IT STARTED OUT as a real 1924 tabloid scandal—two women who killed their men and became jailhouse celebrities—then a 1926 play, a 1927 silent movie, a 1942 talkie, and a 1975 Broadway hit by John Kander, Fred Ebb, and Bob Fosse (revived in 1996 and still playing today). Fosse died while trying to make his show into a film; since then, we almost had to sit through a big-screen Chicago starring Liza Minnelli, Goldie Hawn, Rosie O'Donnell, and (aiee! Get thee behind me!) Madonna. Given the near-extinction of the movie-musical genre and the squirm-inducing archness of the fossil Moulin Rouge, this Chicago seemed certain to be Harvey Weinstein's wackiest folly yet. Ren饠Zellweger, Richard Gere, and Catherine Zeta-Jones as vaudevillian singer-dancers—oh, right, that'll happen!
But boy, did they make it happen. Chicago (which opens Friday, Dec. 27, at Guild 45 and Pacific Place) is a high-octane gas, a 1920s period piece as alive as your next breath, a death-defying leap from stage to screen. Who knew Richard Gere started out as a singing hoofer before he was an actor? Where was Zeta-Jones stashing all that smoldering old-time razzle-dazzle? And how on earth did Zellweger go from Bridget Jones' karaoke scene to production number after production number revealing a thin but perfectly serviceable talent for showstopping, spotlight-hogging song and dance?
Zellweger's character, Roxie Hart, haunts the theater yearning to be her idol, vaudeville queen Velma Kelly (Zeta-Jones). When Roxie's boyfriend, who's supposed to be arranging her big break, turns out to be a fraud, she puts a bullet in him. Velma does the same when she discovers her mister is schtupping her own sister. As the trial unfolds, they use their criminal notoriety to compete for publicity.

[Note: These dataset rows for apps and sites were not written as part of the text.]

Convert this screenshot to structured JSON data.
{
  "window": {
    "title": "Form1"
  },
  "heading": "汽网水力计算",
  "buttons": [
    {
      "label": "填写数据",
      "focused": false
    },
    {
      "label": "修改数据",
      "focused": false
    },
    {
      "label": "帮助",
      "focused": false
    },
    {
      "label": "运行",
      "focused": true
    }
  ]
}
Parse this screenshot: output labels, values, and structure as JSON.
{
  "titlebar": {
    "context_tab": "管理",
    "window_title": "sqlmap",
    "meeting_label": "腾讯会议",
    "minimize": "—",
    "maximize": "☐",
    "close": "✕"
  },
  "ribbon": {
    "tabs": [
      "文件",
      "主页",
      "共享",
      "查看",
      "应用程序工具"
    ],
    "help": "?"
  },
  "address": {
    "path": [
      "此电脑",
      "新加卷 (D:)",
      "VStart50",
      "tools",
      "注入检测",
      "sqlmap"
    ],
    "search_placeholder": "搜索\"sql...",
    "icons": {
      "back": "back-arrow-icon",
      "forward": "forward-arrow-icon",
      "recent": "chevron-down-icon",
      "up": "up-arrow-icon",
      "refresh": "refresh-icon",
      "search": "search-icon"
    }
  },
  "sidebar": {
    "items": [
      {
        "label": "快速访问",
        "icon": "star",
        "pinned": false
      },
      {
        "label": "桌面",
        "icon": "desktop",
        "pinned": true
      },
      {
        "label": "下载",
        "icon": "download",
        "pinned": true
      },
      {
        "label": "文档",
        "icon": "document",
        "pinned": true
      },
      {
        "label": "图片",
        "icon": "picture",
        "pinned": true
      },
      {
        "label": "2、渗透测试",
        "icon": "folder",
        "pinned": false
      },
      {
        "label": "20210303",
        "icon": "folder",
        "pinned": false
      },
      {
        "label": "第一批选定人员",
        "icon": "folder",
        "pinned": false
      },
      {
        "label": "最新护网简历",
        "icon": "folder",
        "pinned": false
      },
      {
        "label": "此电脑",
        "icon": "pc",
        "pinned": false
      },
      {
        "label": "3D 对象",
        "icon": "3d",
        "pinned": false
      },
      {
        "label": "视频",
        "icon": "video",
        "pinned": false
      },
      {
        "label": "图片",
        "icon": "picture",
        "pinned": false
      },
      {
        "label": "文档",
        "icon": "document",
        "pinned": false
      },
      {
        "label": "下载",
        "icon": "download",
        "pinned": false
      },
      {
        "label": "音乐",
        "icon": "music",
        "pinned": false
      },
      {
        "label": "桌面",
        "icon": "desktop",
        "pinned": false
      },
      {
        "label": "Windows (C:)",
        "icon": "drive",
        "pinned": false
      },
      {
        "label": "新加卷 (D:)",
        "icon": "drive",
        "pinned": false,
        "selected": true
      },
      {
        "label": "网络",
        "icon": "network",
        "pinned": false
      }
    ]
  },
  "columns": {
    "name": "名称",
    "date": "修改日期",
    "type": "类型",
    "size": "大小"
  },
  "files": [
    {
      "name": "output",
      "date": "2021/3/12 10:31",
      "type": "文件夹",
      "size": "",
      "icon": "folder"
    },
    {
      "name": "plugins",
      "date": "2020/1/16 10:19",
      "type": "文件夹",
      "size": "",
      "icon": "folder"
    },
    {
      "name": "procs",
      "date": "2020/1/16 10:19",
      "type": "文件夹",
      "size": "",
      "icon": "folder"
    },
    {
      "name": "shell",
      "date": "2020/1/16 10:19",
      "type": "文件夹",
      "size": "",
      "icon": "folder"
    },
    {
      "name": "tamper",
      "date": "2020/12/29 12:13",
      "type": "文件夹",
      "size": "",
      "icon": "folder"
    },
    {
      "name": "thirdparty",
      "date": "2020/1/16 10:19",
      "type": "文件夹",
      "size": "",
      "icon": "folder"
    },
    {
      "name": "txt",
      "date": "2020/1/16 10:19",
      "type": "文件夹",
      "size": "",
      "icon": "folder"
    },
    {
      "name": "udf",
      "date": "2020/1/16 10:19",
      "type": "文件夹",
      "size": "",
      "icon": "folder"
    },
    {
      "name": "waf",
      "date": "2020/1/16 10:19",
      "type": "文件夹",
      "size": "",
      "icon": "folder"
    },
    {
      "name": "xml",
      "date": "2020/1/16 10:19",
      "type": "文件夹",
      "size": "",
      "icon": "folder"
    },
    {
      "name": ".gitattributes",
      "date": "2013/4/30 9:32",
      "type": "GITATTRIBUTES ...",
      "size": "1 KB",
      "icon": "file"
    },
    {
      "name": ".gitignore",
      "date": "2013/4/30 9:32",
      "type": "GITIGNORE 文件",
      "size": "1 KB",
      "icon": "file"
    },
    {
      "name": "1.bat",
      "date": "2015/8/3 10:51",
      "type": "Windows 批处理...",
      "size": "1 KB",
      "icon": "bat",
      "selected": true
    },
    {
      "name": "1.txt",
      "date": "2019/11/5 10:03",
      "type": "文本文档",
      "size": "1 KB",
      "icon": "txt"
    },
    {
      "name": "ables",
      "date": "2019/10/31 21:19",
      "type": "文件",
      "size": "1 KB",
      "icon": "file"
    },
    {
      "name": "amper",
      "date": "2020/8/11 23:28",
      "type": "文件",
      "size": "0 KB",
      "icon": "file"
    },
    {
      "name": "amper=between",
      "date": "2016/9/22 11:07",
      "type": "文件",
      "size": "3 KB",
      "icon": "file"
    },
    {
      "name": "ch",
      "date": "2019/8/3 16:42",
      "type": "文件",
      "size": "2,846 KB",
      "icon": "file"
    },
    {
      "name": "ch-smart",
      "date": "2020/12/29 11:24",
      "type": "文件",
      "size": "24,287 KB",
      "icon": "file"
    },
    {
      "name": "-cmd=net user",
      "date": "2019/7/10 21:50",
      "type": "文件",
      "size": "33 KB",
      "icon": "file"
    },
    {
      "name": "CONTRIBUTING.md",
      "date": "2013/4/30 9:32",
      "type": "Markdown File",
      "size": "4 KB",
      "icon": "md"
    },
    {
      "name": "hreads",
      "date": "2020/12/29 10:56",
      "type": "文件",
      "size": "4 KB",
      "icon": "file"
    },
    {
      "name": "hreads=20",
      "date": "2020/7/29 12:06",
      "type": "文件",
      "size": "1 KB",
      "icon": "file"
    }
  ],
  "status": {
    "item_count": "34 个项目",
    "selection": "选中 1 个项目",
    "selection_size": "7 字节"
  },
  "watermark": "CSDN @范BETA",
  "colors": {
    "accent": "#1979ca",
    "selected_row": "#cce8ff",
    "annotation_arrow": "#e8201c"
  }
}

There isn't a clinker performance in the lot: Gere as the girls' slime-slick grandstanding lawyer (he was born to be this smug); John C. Reilly as Roxie's milquetoast chump husband; Queen Latifah as the warden who also arranges for the girls to cash in on tabloid stardom with star turns onstage. When Gere's lawyer stages a press conference with Zellweger as his ventriloquist's dummy mouthing "We both reached for the gun," his snappy cynicism and her rosebud lips sell the scene brilliantly. Zellweger also daringly pulls off a (rather anachronistic) Marilyn Monroe homage number. We always knew she could do wallflower; now she can flaunt her sex as a weapon of mass seduction.
Action doesn't alternate with song; it's one smooth unit of entertainment, thanks to the clever solution concocted by Bill Condon (of Gods and Monsters, my personal screenwriting god) and Rob Marshall (the less godlike director, but we'll get to that). They make most of the songs fantasies in the pretty little homicidal head of Roxie. And the songs are just wonderful: Zeta-Jones' slow-burning "All That Jazz"; Latifah's Pearl Bailey-esque "When You're Good to Mama (Mama's Good to You)"; even the barely singing, barely dancing Reilly's quite effectively affecting "Mr. Cellophane" (about the way everybody looks right through him).
I salaam to the eye-popping sets and costumes by John Myhre and Colleen Atwood. But someone must have put Benzedrine in director Marshall's Ovaltine: His framing and cuts chop up the choreography, and I kept wanting to grab the sides of the screen and pull myself in so I could catch the whole stage act at once, not just the bits he chose to show. You don't need to amp up Fosse: He's vulgar and speedy to begin with. Still, after Moulin Rouge's amphetamine antics, Chicago is like a mug of Good Earth chamomile tea. It's a high-wire act energized by its stars' amazement at their own reckless effrontery, a brash blast, and an original sight in a cinema cancerous with cautious recyclings. I want to go see it again right now.